78993
Oil Rebound Sets Stage for Another OPEC-Shale Clash
Oil Rebound Sets Stage for Another OPEC-Shale Clash

Oil Rebound Sets Stage for Another OPEC-Shale Clash

Oil Rebound Sets Stage for Another OPEC-Shale Clash

Oil continued its revival from the biggest crash in a generation, with prices set for a second annual gain after a year marked by hurricanes, Middle East conflict and the tussle between OPEC and US shale.
Futures are up more than 12% in 2017, having entered a bull market in September. In 2018, investors will watch whether rising prices trigger a new flood of US output, Bloomberg reported.
“The current highs are unsustainable in the short-to-medium term, with prices likely to head back below $60 once we get past January, but for now the season of goodwill appears to be in full swing,” said analysts led by Michael dei-Michei at consultants JBC Energy GmbH in Vienna.
West Texas Intermediate, the US benchmark, is now trading at the highest level since mid-2015, pushed above $60 a barrel by a severe cold snap in the northeastern US that spiked demand for heating fuel. Oil topped natural gas as the biggest source of electricity in New England on Thursday morning, after temperatures plunged below freezing.
US output has surged overall this year, hitting a 46-year high in October when producers pumped 9.6 million barrels a day, according to federal data. The US expects production to top 10 million barrels a day in the coming year.
For now, shale drillers are showing restraint, with the number of working rigs unchanged for the second week in a row, according to Baker Hughes data released on Friday. The rig count, now at 747, stayed relatively stable during the last quarter, even as oil strengthened.
At the same time, speculation is rising that American drillers will put more rigs to work next year as oil strengthens. That could undermine plans by the Organization of Petroleum Exporting Countries and other producers, including Russia, who have pledged to extend production curbs through the end of 2018 to wipe out a global glut.
"With that partially offsetting production cuts by OPEC and Russia, the market will have to get confirmation that global inventories will keep coming down," Gene McGillian, a market research manager at Tradition Energy in Stamford, Connecticut, said by telephone. "If we don’t see that pattern continue then, we could see a significant correction."
“The tug of war between OPEC and the US will continue to pressure oil from trading above $60 a barrel in 2018,” said Kim Kwangrae, a Seoul-based commodities analyst at Samsung Futures Inc. “Like we’ve seen this year, geopolitical risks will be the key factor going forward for oil to breach $60.”

 

Short URL : https://goo.gl/4WgZjM
  1. https://goo.gl/wKtez7
  • https://goo.gl/hnKXsY
  • https://goo.gl/YZyZ3s
  • https://goo.gl/H1FQ9G
  • https://goo.gl/QFbcMg
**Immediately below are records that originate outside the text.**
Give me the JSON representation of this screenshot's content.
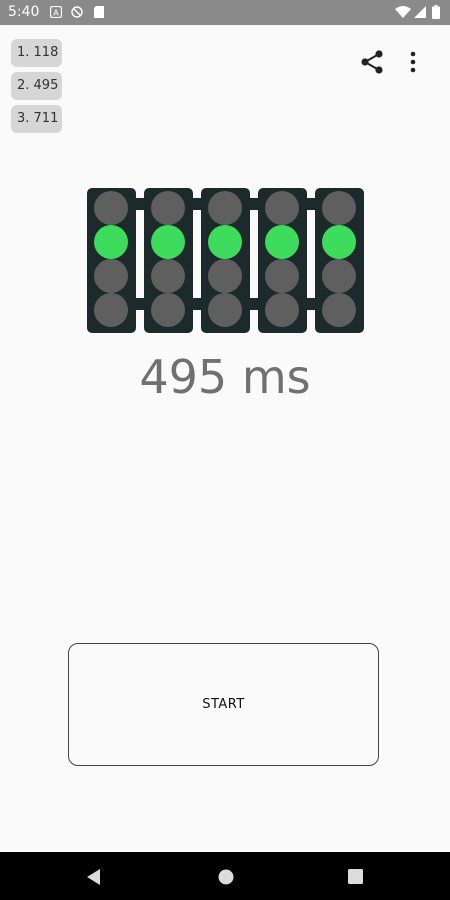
{
  "status_bar": {
    "time": "5:40",
    "icons": [
      "notification-a-icon",
      "blocked-circle-icon",
      "sd-card-icon",
      "wifi-icon",
      "signal-icon",
      "battery-icon"
    ]
  },
  "scores": [
    {
      "label": "1. 118"
    },
    {
      "label": "2. 495"
    },
    {
      "label": "3. 711"
    }
  ],
  "toolbar": {
    "share_icon": "share-icon",
    "menu_icon": "more-vert-icon"
  },
  "traffic_lights": {
    "count": 5,
    "lit_row": 2,
    "lit_color": "#3ddc5c",
    "off_color": "#5f5f5f",
    "housing_color": "#1d2a2b"
  },
  "result": {
    "text": "495 ms"
  },
  "start_button": {
    "label": "START"
  },
  "nav_bar": {
    "icons": [
      "back-icon",
      "home-icon",
      "recents-icon"
    ]
  }
}
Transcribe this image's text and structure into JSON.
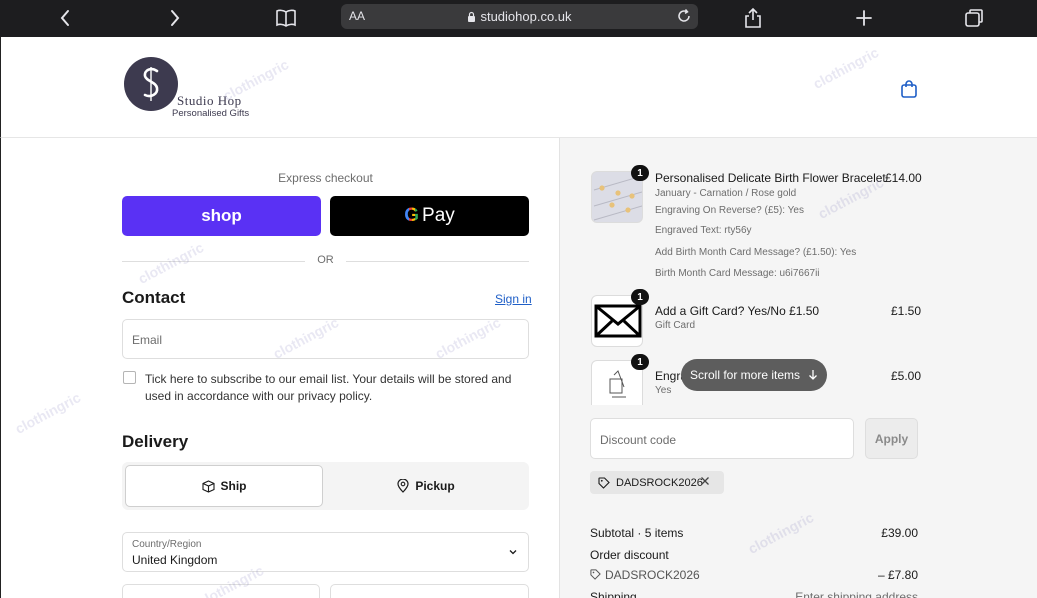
{
  "browser": {
    "text_size_label": "AA",
    "url": "studiohop.co.uk"
  },
  "store": {
    "name": "Studio Hop",
    "tagline": "Personalised Gifts"
  },
  "express": {
    "label": "Express checkout",
    "shop_label": "shop",
    "gpay_g": "G",
    "gpay_label": "Pay",
    "or_label": "OR"
  },
  "contact": {
    "heading": "Contact",
    "sign_in": "Sign in",
    "email_placeholder": "Email",
    "subscribe_text": "Tick here to subscribe to our email list. Your details will be stored and used in accordance with our privacy policy."
  },
  "delivery": {
    "heading": "Delivery",
    "ship_label": "Ship",
    "pickup_label": "Pickup",
    "country_label": "Country/Region",
    "country_value": "United Kingdom"
  },
  "cart": {
    "items": [
      {
        "qty": "1",
        "title": "Personalised Delicate Birth Flower Bracelet",
        "price": "£14.00",
        "details": [
          "January - Carnation / Rose gold",
          "Engraving On Reverse? (£5): Yes",
          "Engraved Text: rty56y",
          "Add Birth Month Card Message? (£1.50): Yes",
          "Birth Month Card Message: u6i7667ii"
        ]
      },
      {
        "qty": "1",
        "title": "Add a Gift Card? Yes/No £1.50",
        "price": "£1.50",
        "details": [
          "Gift Card"
        ]
      },
      {
        "qty": "1",
        "title": "Engra",
        "price": "£5.00",
        "details": [
          "Yes"
        ]
      }
    ],
    "scroll_hint": "Scroll for more items"
  },
  "discount": {
    "placeholder": "Discount code",
    "apply_label": "Apply",
    "applied_code": "DADSROCK2026"
  },
  "summary": {
    "subtotal_label": "Subtotal · 5 items",
    "subtotal_value": "£39.00",
    "order_discount_label": "Order discount",
    "discount_code": "DADSROCK2026",
    "discount_value": "– £7.80",
    "shipping_label": "Shipping",
    "shipping_value": "Enter shipping address"
  },
  "watermark": "clothingric",
  "colors": {
    "shop_purple": "#5a31f4",
    "link_blue": "#1f5fc7",
    "brand": "#3d3a4f"
  }
}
You can also read ...

679 tons of carbon dioxide will be prevented from entering the atmosphere during the project’s 20-year lifetime.
Solar power is becoming an increasingly important part of the...
India Will Lead International Oil Demand by 2035
Oil market participants and analysts have been closely...
Oil Markets Split
Oil markets were split on Tuesday, with US crude still...
Oil Producers to Mull  Long-Term Cooperation
OPEC and non-OPEC oil producers, including Russia, will...
Iran is currently drawing crude from West Karoun block at an unacceptable extraction rate of 5-6%.
Iran's Petroleum Engineering and Development Company has...
Gas Delivery to Power Plants Cuts Pollution, Raises Revenues
Supplying natural gas to power plants, instead of liquefied...
Iran Gasoline Consumption  at 80 ml/d in 1 Month
Data released by the National Iranian Oil Products...

Add new comment

Read our comment policy before posting your viewpoints

Trending

Googleplus